Below are the records; copy each line in which "JSON" occurs.

[Data excerpts]
- - -

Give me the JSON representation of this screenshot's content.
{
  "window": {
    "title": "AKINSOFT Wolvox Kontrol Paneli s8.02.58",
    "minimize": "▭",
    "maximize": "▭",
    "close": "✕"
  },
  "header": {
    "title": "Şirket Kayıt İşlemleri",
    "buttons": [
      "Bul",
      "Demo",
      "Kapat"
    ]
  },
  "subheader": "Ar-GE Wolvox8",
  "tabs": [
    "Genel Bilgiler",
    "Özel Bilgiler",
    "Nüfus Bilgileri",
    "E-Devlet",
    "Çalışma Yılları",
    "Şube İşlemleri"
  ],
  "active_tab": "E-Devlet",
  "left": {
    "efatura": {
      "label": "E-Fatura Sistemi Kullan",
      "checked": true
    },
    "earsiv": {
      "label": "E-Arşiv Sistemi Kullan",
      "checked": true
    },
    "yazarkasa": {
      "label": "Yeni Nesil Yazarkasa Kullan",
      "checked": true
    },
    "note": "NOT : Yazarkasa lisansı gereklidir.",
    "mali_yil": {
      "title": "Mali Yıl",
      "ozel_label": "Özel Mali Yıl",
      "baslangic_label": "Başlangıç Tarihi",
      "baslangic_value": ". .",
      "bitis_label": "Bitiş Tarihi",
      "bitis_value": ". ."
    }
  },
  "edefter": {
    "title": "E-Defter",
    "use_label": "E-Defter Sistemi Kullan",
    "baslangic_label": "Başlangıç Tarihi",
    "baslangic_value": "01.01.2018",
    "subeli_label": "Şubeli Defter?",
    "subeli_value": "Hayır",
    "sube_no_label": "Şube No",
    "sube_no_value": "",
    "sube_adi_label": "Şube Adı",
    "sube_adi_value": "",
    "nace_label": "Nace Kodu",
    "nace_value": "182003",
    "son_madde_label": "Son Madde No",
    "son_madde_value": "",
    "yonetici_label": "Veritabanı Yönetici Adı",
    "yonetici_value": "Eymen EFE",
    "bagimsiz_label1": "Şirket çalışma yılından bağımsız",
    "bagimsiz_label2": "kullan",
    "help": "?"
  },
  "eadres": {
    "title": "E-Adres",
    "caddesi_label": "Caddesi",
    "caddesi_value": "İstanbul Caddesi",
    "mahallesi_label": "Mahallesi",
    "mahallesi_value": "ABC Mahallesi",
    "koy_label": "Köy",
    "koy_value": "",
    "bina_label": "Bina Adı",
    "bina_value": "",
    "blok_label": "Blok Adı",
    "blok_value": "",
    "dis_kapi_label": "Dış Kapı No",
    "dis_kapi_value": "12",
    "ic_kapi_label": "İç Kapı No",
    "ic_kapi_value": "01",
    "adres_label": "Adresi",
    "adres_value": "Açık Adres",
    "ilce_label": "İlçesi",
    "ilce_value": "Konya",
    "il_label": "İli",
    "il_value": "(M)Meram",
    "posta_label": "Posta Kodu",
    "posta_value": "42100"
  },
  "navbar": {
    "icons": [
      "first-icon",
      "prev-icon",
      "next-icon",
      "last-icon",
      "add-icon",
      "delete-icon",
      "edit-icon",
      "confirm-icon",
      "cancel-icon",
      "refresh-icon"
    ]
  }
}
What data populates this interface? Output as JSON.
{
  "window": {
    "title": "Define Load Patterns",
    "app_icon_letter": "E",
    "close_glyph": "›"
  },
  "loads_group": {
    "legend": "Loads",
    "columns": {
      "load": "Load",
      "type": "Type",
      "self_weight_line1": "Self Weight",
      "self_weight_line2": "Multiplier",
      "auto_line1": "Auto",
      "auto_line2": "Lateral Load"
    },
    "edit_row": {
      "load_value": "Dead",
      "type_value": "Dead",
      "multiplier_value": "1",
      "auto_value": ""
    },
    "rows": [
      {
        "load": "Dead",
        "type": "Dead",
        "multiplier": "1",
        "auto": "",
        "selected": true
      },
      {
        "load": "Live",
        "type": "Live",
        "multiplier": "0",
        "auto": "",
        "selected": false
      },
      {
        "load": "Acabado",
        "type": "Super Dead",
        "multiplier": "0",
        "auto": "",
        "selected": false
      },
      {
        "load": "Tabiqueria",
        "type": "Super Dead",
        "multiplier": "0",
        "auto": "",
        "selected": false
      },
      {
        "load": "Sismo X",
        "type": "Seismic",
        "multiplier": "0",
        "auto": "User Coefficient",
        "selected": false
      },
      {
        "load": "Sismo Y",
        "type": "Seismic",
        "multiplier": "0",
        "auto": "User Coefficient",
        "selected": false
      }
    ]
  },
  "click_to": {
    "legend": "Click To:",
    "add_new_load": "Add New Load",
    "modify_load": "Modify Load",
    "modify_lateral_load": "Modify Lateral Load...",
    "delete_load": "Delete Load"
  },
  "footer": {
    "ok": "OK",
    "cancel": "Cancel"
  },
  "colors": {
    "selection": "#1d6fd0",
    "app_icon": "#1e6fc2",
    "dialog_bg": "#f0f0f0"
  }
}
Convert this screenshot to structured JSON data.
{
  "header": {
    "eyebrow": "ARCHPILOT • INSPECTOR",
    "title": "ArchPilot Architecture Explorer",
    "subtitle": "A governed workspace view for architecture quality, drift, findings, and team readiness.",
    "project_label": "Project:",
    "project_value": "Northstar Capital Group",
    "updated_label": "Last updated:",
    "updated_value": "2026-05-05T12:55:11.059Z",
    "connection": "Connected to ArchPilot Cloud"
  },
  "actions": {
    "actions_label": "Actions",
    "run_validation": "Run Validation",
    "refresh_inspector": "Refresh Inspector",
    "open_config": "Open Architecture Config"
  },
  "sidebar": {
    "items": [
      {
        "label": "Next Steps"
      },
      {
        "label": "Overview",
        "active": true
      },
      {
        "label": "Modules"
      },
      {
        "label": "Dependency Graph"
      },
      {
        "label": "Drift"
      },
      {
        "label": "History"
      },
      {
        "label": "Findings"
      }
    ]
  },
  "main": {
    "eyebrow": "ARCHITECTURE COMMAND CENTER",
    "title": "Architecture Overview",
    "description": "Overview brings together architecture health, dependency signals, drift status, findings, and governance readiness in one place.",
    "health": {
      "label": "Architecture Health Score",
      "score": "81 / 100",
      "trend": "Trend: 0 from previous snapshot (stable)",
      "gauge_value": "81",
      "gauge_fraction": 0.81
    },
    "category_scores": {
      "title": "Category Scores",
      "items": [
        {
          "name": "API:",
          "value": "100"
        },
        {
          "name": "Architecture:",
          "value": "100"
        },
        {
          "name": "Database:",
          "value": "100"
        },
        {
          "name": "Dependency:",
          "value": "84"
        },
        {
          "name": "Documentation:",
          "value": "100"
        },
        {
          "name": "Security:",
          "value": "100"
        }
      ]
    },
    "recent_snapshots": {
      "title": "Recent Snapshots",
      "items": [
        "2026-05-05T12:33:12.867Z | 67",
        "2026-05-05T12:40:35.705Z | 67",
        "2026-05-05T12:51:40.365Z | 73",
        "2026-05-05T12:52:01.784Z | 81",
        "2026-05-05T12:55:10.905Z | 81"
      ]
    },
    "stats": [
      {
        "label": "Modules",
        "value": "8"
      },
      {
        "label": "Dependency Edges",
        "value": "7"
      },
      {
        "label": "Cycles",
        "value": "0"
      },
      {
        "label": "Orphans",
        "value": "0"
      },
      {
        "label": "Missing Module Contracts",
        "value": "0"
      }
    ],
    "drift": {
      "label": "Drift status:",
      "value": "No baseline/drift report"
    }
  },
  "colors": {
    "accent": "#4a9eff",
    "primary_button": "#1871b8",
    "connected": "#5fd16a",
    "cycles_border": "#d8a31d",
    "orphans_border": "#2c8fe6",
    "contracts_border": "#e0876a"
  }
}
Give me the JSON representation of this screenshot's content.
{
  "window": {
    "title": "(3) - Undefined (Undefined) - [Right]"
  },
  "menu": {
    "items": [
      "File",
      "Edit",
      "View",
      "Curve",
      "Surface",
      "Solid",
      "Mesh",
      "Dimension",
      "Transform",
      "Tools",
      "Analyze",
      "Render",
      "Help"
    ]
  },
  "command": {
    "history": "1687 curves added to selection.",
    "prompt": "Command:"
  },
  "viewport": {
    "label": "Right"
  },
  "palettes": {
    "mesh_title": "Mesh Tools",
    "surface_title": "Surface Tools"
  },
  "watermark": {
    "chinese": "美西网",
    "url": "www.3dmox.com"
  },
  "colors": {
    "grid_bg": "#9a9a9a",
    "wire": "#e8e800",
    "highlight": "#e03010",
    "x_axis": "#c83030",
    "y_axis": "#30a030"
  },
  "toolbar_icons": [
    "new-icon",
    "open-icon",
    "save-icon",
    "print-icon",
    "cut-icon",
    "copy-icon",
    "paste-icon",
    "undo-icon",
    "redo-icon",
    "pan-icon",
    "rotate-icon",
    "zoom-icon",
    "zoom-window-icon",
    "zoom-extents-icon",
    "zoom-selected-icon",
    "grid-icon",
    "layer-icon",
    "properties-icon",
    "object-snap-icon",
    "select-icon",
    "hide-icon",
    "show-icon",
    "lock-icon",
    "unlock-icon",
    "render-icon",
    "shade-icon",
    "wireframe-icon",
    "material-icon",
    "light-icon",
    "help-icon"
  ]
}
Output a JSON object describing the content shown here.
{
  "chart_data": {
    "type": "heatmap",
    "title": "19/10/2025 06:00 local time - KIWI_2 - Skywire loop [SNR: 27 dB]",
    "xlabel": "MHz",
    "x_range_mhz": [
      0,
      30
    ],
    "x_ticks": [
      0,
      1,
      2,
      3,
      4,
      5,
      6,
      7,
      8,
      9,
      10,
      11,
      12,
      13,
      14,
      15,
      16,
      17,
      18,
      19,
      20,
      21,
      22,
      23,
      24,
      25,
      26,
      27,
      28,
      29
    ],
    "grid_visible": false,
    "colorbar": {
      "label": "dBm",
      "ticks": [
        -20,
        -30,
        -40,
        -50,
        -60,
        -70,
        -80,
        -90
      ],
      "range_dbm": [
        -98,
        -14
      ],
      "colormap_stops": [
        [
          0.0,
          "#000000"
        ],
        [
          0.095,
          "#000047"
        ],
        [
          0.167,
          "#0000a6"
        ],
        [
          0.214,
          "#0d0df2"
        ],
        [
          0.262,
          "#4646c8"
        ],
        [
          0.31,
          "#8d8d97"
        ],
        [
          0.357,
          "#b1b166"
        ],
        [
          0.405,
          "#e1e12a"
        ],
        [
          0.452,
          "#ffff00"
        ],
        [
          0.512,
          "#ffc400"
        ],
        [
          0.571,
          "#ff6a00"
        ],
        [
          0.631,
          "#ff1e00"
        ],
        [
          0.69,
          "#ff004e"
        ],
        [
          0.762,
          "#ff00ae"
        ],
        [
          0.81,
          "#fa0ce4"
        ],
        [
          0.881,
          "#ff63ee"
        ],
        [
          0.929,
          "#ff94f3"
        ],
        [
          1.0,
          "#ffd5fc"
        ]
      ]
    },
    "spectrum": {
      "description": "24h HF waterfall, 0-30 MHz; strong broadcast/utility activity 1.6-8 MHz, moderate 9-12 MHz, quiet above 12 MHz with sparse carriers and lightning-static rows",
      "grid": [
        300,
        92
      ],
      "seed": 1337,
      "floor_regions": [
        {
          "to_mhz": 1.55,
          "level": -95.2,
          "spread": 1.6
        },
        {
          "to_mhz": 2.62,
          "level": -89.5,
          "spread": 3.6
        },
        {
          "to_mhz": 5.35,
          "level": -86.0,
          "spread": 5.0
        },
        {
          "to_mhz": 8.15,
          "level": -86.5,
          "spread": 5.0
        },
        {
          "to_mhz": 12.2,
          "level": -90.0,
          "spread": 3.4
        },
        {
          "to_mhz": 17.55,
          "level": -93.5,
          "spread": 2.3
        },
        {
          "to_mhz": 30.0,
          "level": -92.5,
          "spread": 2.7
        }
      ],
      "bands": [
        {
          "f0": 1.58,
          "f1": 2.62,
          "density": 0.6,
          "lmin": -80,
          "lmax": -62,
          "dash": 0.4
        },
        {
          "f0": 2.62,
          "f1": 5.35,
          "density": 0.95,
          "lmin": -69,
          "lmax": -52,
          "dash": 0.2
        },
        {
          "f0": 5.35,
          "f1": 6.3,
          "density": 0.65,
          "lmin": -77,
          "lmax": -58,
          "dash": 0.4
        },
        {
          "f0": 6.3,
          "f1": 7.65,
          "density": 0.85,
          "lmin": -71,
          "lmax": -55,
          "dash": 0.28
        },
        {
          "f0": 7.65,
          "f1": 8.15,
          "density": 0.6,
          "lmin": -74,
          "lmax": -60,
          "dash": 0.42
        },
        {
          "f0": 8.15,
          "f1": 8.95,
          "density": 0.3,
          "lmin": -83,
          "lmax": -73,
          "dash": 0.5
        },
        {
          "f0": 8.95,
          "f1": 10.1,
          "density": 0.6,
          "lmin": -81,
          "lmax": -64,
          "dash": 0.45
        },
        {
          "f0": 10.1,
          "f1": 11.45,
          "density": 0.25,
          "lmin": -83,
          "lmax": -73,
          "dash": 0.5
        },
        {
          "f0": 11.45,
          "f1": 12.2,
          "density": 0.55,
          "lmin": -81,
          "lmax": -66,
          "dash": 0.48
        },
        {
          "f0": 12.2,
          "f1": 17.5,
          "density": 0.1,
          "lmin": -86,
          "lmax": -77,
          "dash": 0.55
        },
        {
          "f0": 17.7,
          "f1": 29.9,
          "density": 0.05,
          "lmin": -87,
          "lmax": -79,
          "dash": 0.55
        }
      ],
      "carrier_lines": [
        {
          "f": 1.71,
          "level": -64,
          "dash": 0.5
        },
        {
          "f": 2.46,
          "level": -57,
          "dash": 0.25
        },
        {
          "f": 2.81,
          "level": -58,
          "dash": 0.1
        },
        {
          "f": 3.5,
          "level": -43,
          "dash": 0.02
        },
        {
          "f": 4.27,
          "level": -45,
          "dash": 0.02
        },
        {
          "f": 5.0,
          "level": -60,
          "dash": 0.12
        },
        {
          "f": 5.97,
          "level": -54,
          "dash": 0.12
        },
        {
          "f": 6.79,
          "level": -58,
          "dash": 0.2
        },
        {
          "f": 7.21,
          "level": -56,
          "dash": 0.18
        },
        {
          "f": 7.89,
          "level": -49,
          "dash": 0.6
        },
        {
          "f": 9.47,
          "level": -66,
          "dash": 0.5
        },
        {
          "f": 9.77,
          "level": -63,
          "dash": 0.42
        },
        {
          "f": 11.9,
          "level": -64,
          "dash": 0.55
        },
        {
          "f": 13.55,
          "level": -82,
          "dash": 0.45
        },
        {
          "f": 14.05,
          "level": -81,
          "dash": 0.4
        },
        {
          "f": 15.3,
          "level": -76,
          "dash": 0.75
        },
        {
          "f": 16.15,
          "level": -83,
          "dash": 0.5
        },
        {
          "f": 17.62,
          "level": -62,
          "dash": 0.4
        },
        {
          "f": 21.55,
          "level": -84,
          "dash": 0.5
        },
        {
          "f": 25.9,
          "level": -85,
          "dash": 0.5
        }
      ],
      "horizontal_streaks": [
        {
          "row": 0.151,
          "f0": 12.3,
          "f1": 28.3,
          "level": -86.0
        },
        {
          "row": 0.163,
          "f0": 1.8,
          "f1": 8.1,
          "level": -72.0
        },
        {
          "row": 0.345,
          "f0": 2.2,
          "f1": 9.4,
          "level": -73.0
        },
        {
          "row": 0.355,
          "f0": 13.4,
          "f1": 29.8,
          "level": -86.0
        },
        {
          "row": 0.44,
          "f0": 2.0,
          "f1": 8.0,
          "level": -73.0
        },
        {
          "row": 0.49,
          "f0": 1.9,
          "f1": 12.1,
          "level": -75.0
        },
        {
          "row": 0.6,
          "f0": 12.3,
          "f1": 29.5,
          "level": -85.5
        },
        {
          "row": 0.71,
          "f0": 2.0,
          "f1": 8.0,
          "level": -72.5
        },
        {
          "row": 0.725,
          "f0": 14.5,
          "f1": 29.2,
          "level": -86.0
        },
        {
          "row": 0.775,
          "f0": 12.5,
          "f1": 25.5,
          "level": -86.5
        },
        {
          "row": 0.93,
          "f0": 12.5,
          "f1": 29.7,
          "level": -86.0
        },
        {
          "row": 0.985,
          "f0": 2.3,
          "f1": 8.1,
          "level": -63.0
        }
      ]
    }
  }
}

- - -

- _COMPLETED TASK_
Give me the JSON representation of this screenshot's content.
What data populates this interface? Output as JSON.
Convert this screenshot to structured JSON data.
Give me the JSON representation of this screenshot's content.
Output a JSON object describing the content shown here.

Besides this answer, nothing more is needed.